START LISTED ENTRIES

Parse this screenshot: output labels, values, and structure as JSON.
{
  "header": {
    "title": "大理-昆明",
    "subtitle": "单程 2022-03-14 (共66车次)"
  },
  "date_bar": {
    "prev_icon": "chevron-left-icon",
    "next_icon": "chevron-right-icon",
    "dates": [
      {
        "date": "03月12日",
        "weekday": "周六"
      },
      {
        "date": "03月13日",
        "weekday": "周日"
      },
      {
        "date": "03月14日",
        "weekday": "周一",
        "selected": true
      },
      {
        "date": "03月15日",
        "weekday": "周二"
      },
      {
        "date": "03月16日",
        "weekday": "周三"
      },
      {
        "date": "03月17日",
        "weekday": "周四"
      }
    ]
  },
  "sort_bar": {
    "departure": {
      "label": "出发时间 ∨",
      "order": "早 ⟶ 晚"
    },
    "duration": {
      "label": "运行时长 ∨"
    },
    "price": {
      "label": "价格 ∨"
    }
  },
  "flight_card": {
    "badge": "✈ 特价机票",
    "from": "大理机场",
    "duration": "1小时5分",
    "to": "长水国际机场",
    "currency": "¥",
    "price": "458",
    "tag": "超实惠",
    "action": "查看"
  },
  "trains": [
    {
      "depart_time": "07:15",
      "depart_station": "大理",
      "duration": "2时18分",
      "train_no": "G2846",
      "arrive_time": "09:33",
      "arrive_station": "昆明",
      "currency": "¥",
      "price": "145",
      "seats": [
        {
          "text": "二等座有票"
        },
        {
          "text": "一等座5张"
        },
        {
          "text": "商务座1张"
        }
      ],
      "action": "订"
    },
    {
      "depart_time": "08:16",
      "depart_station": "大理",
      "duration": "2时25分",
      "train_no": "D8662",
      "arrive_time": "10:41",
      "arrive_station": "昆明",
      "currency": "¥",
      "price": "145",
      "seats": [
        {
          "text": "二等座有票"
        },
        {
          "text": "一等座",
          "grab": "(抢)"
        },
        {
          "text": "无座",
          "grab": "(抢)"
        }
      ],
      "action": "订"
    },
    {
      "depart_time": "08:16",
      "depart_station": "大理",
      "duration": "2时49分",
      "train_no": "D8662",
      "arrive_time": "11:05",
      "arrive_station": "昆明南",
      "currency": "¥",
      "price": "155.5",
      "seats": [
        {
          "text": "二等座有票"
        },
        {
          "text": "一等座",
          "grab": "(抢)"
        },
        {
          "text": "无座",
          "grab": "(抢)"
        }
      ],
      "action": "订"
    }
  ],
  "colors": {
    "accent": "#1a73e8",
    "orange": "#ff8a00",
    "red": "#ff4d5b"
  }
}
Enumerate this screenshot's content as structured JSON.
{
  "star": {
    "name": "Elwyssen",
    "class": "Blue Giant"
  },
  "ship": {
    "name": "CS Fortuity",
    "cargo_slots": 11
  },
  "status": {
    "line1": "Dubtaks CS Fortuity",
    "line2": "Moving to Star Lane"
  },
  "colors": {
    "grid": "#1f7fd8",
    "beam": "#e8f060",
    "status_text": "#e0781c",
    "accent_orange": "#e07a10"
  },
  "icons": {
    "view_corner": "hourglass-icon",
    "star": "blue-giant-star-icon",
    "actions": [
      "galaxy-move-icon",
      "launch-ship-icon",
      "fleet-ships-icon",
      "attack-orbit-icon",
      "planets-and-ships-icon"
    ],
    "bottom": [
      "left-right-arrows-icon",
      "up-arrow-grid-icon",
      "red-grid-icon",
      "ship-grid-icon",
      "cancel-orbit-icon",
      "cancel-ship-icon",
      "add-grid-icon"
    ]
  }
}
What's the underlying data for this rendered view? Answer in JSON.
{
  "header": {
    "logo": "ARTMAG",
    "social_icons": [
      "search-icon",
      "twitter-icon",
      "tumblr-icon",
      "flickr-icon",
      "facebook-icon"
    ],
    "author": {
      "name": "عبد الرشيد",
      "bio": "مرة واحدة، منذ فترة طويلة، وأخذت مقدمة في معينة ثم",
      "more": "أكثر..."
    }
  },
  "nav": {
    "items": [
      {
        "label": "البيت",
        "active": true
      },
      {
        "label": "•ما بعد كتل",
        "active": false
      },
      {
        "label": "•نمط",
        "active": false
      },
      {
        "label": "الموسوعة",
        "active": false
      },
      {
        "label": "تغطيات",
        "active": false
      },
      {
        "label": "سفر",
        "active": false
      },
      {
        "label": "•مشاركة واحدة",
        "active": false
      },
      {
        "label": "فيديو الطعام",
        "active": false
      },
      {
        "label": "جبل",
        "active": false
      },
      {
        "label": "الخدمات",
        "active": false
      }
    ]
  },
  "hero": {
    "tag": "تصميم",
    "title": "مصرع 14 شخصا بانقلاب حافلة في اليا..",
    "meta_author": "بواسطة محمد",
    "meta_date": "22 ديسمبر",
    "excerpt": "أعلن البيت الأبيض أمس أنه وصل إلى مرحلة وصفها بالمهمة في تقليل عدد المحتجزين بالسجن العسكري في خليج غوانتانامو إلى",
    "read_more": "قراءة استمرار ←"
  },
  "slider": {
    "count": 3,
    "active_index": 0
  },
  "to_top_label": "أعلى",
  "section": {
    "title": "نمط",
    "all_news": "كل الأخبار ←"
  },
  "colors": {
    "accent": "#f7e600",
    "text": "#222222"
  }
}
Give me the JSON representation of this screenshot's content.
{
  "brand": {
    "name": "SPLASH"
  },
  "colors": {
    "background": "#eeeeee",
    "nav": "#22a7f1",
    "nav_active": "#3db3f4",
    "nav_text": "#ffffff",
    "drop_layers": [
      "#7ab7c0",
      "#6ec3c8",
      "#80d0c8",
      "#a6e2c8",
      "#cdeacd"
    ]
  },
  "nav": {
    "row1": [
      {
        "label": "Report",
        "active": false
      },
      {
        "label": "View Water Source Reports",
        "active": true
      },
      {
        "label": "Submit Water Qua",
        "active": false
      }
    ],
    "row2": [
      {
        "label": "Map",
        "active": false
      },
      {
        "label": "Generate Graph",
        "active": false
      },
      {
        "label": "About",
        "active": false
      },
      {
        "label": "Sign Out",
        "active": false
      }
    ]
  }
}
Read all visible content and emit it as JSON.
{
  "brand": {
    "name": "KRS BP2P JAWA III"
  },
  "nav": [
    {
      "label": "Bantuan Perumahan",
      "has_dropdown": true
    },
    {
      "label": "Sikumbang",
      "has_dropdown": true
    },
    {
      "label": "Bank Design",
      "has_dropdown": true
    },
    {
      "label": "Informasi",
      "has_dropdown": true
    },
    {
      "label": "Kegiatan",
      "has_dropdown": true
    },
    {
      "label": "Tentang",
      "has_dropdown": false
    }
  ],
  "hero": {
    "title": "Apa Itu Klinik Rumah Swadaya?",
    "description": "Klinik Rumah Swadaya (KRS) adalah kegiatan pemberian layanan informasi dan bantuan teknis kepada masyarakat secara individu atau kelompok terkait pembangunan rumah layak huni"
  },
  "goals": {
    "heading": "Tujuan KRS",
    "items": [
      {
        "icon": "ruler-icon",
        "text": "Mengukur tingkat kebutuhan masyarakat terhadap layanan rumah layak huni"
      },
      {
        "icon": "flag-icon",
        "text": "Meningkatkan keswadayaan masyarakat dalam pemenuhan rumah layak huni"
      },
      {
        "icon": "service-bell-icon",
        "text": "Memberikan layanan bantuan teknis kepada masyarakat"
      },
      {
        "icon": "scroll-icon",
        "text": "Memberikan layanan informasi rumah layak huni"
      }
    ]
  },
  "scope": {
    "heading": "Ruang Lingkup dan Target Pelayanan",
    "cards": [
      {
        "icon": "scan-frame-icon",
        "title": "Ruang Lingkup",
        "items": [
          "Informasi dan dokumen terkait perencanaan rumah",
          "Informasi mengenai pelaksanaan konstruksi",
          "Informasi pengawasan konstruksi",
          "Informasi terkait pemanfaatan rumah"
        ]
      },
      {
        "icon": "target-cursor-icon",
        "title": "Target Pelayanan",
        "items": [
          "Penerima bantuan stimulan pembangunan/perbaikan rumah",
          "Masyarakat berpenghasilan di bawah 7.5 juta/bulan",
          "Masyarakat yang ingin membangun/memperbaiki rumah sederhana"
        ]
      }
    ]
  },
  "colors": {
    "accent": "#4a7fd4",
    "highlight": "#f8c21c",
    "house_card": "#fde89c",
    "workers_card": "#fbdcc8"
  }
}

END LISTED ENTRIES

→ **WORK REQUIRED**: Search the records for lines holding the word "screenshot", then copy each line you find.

→ **TASK SOLUTION**:
Parse this screenshot: output labels, values, and structure as JSON.
Enumerate this screenshot's content as structured JSON.
Give me the JSON representation of this screenshot's content.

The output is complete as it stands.